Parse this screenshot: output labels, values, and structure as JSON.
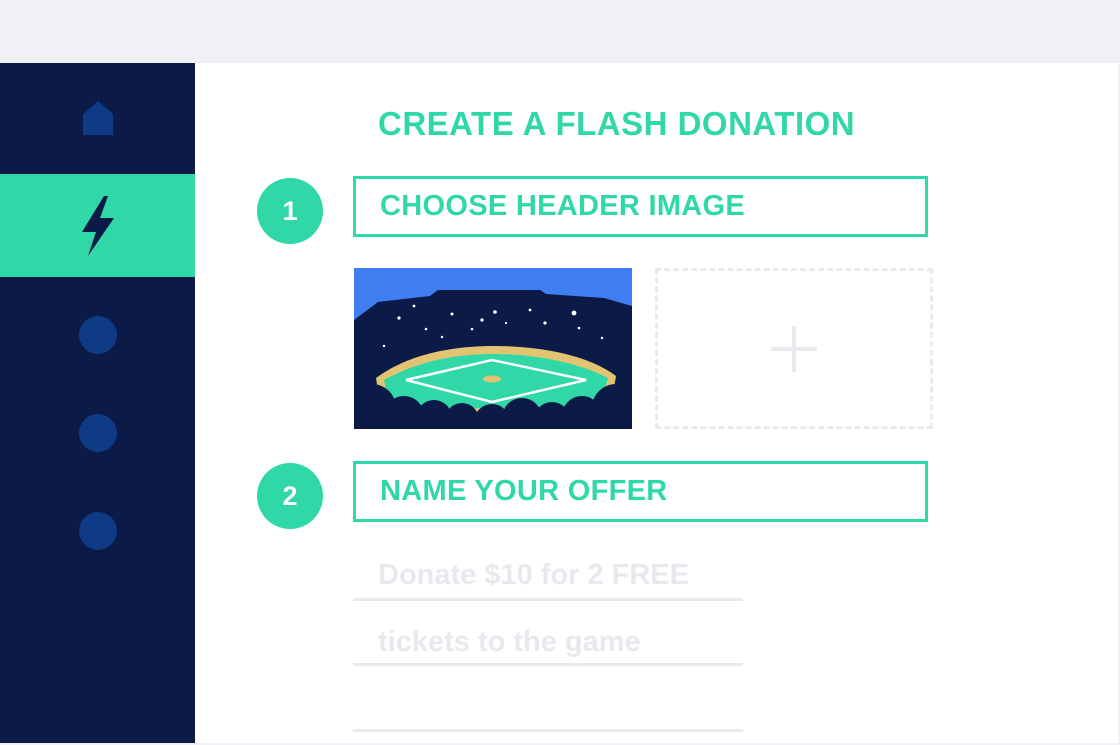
{
  "colors": {
    "accent": "#2fd8a6",
    "sidebar_bg": "#0c1a47",
    "sidebar_dot": "#0e3a86",
    "window_chrome": "#eff1f4",
    "placeholder_text": "#e6e9ee"
  },
  "sidebar": {
    "items": [
      {
        "icon": "home-icon",
        "active": false
      },
      {
        "icon": "lightning-bolt-icon",
        "active": true
      },
      {
        "icon": "circle-icon",
        "active": false
      },
      {
        "icon": "circle-icon",
        "active": false
      },
      {
        "icon": "circle-icon",
        "active": false
      }
    ]
  },
  "page": {
    "title": "CREATE A FLASH DONATION"
  },
  "steps": [
    {
      "number": "1",
      "label": "CHOOSE HEADER IMAGE"
    },
    {
      "number": "2",
      "label": "NAME YOUR OFFER"
    }
  ],
  "header_image": {
    "selected_icon": "baseball-stadium-image",
    "add_icon": "plus-icon"
  },
  "offer": {
    "lines": [
      "Donate $10 for 2 FREE",
      "tickets to the game",
      ""
    ]
  }
}
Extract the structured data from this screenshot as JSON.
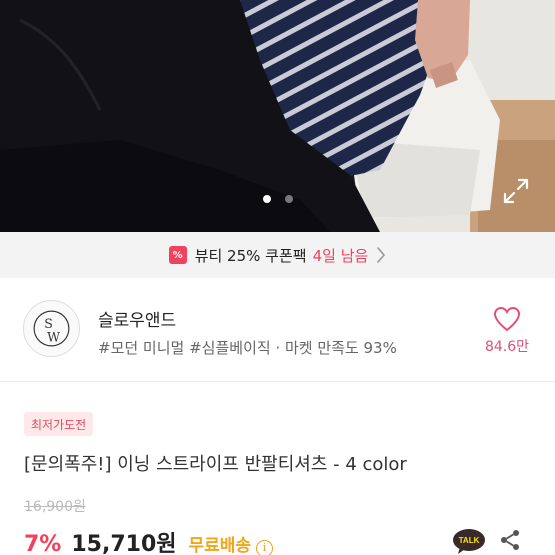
{
  "hero": {
    "dots_total": 2,
    "dots_active": 0,
    "expand_icon": "expand-icon"
  },
  "coupon": {
    "badge_icon": "coupon-icon",
    "badge_glyph": "%",
    "text": "뷰티 25% 쿠폰팩",
    "remain": "4일 남음",
    "chevron_icon": "chevron-right-icon"
  },
  "shop": {
    "name": "슬로우앤드",
    "tags": "#모던 미니멀 #심플베이직 · 마켓 만족도 93%",
    "like_count": "84.6만",
    "like_icon": "heart-icon"
  },
  "product": {
    "badge": "최저가도전",
    "title": "[문의폭주!] 이닝 스트라이프 반팔티셔츠  - 4 color",
    "original_price": "16,900원",
    "discount": "7%",
    "price": "15,710원",
    "shipping": "무료배송",
    "info_glyph": "i",
    "talk_icon": "kakaotalk-icon",
    "talk_label": "TALK",
    "share_icon": "share-icon"
  },
  "colors": {
    "accent_pink": "#f0425c",
    "shipping_orange": "#f2a516",
    "like_pink": "#e0507a"
  }
}
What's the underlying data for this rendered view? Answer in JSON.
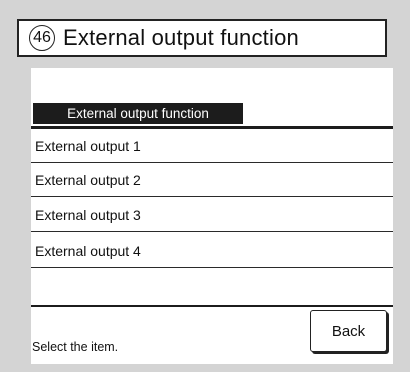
{
  "header": {
    "number": "46",
    "title": "External output function"
  },
  "section": {
    "tab_label": "External output function"
  },
  "items": [
    {
      "label": "External output 1"
    },
    {
      "label": "External output 2"
    },
    {
      "label": "External output 3"
    },
    {
      "label": "External output 4"
    }
  ],
  "footer": {
    "status": "Select the item.",
    "back_label": "Back"
  }
}
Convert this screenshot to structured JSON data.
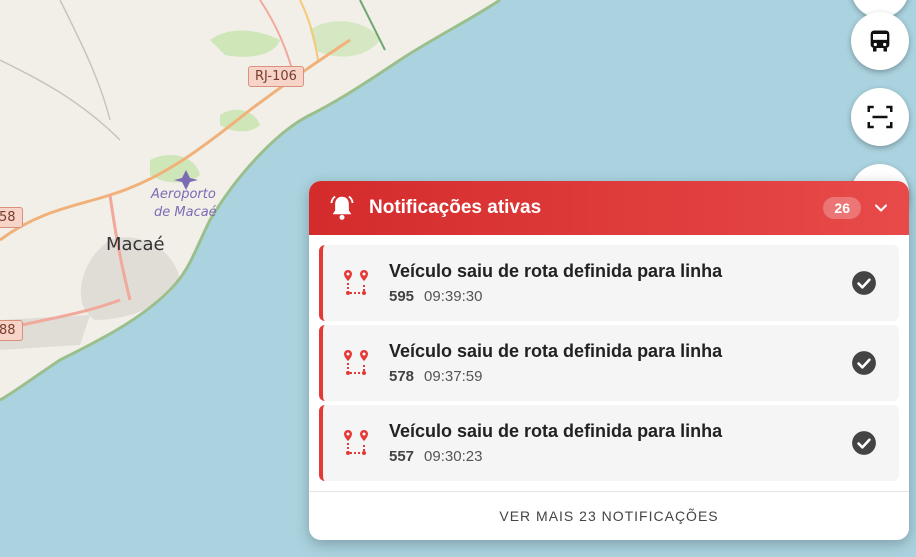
{
  "map": {
    "road_label": "RJ-106",
    "road_edge_1": "58",
    "road_edge_2": "88",
    "airport_label_1": "Aeroporto",
    "airport_label_2": "de Macaé",
    "city_label": "Macaé"
  },
  "buttons": {
    "bus_icon": "bus-icon",
    "scan_icon": "scan-icon"
  },
  "panel": {
    "title": "Notificações ativas",
    "count": "26",
    "footer": "VER MAIS 23 NOTIFICAÇÕES",
    "accent": "#e53935",
    "notifications": [
      {
        "title": "Veículo saiu de rota definida para linha",
        "vehicle": "595",
        "time": "09:39:30"
      },
      {
        "title": "Veículo saiu de rota definida para linha",
        "vehicle": "578",
        "time": "09:37:59"
      },
      {
        "title": "Veículo saiu de rota definida para linha",
        "vehicle": "557",
        "time": "09:30:23"
      }
    ]
  }
}
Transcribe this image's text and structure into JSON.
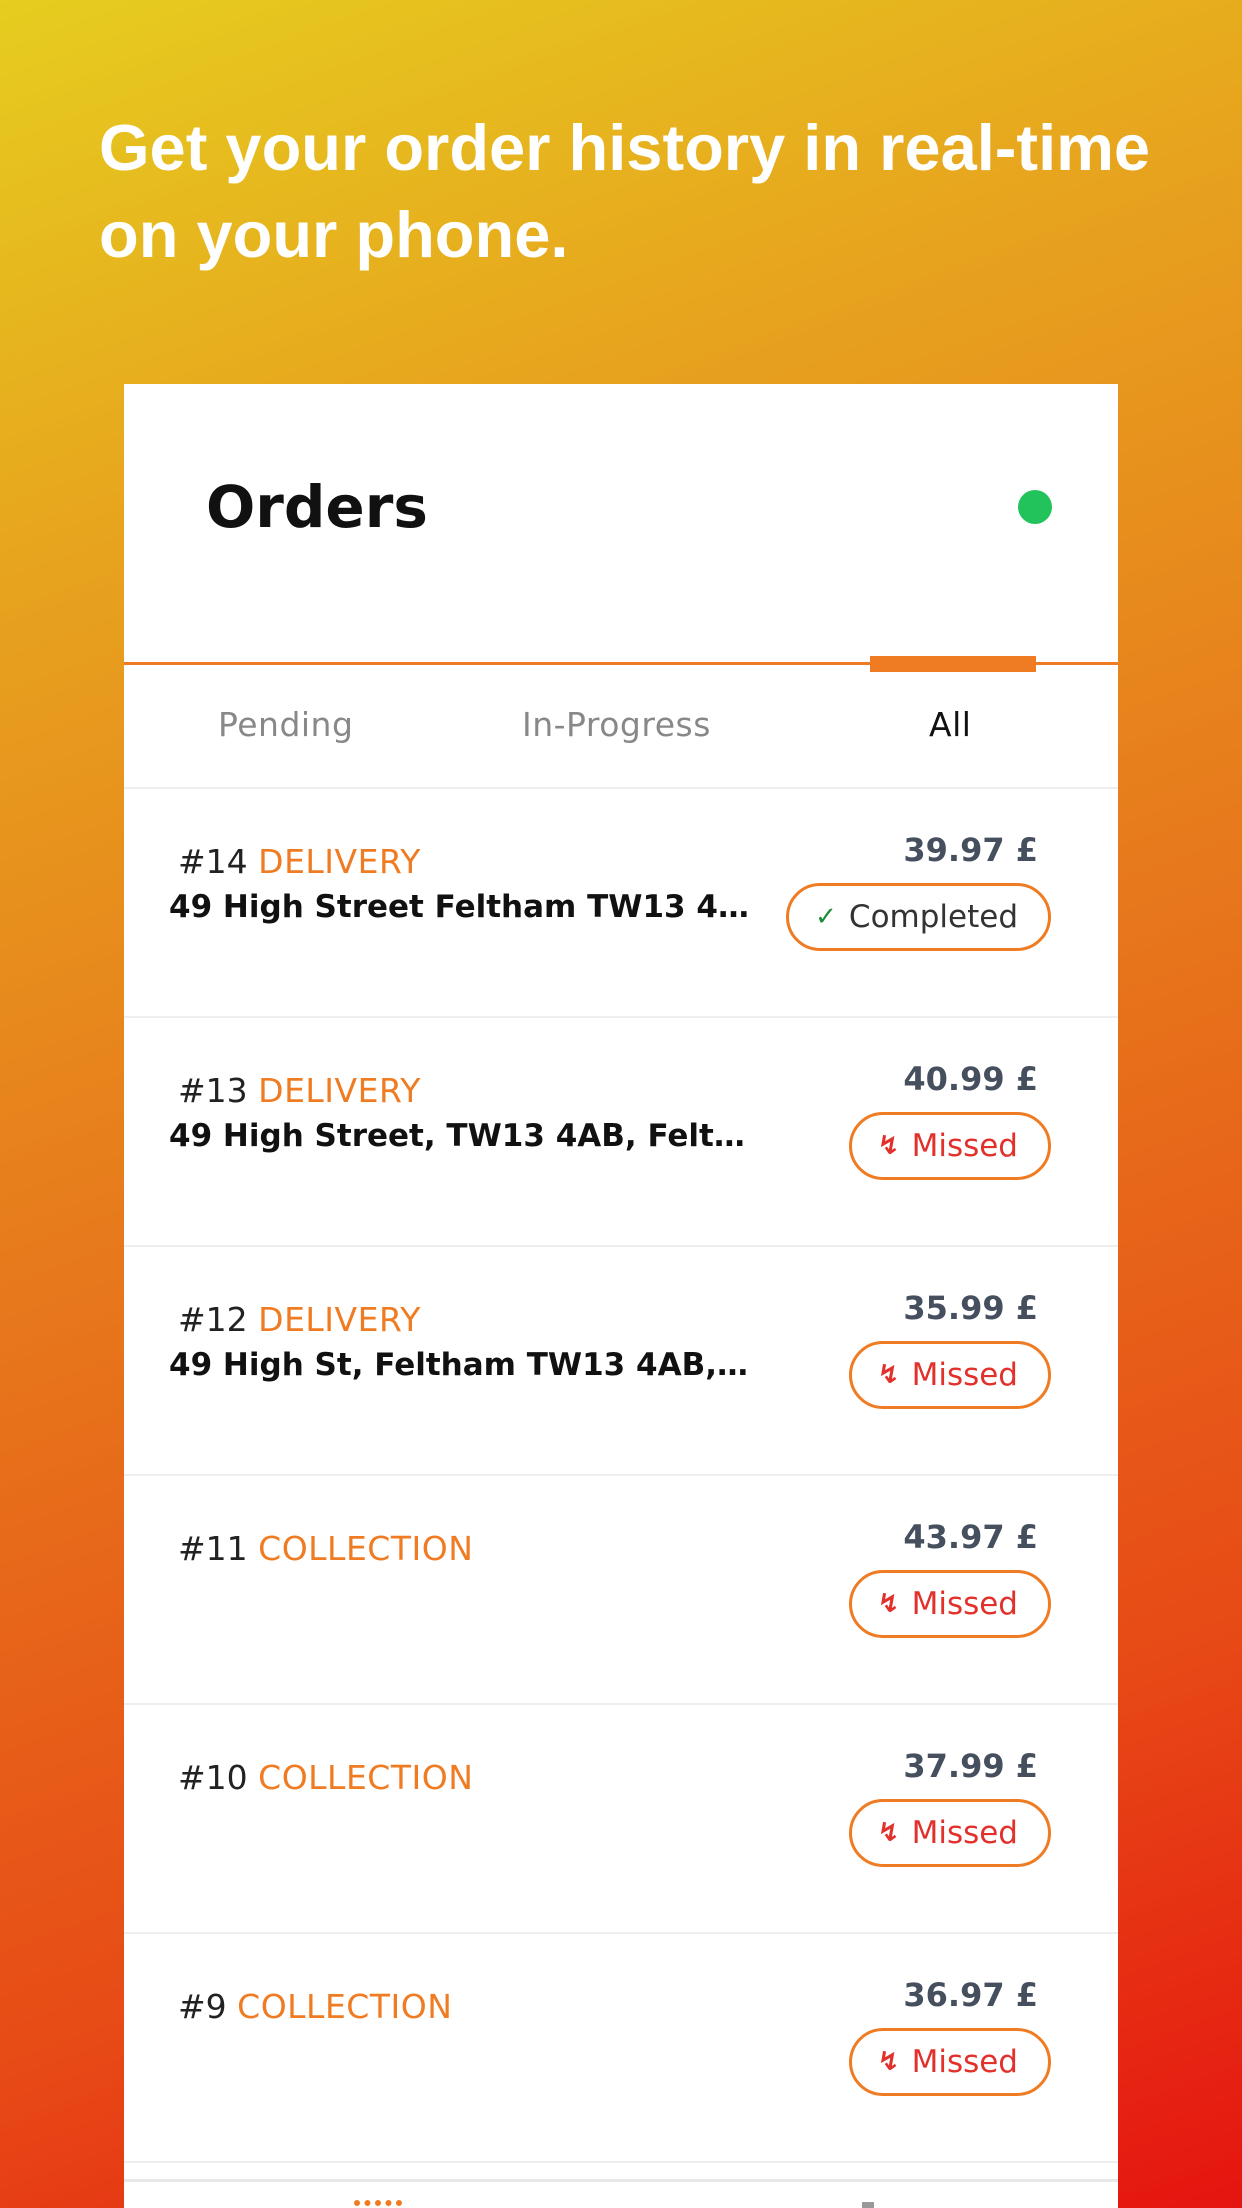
{
  "promo": {
    "headline": "Get your order history in real-time on your phone."
  },
  "header": {
    "title": "Orders",
    "status_color": "#22c35a"
  },
  "tabs": [
    {
      "label": "Pending",
      "active": false
    },
    {
      "label": "In-Progress",
      "active": false
    },
    {
      "label": "All",
      "active": true
    }
  ],
  "orders": [
    {
      "number": "#14",
      "type": "DELIVERY",
      "address": "49 High Street Feltham TW13 4...",
      "price": "39.97 £",
      "status": "Completed",
      "status_icon": "check-icon"
    },
    {
      "number": "#13",
      "type": "DELIVERY",
      "address": "49 High Street, TW13 4AB, Felt...",
      "price": "40.99 £",
      "status": "Missed",
      "status_icon": "missed-call-icon"
    },
    {
      "number": "#12",
      "type": "DELIVERY",
      "address": "49 High St, Feltham TW13 4AB,...",
      "price": "35.99 £",
      "status": "Missed",
      "status_icon": "missed-call-icon"
    },
    {
      "number": "#11",
      "type": "COLLECTION",
      "address": "",
      "price": "43.97 £",
      "status": "Missed",
      "status_icon": "missed-call-icon"
    },
    {
      "number": "#10",
      "type": "COLLECTION",
      "address": "",
      "price": "37.99 £",
      "status": "Missed",
      "status_icon": "missed-call-icon"
    },
    {
      "number": "#9",
      "type": "COLLECTION",
      "address": "",
      "price": "36.97 £",
      "status": "Missed",
      "status_icon": "missed-call-icon"
    }
  ],
  "colors": {
    "accent": "#ef7b22",
    "missed": "#e2302b",
    "completed_check": "#1f8a3a"
  }
}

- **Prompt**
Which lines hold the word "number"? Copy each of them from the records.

- **Reply to the task**
      "number": "1",
      "number": "2",
    "number": "46",
      "number": "#14",
      "number": "#13",
      "number": "#12",
      "number": "#11",
      "number": "#10",
      "number": "#9",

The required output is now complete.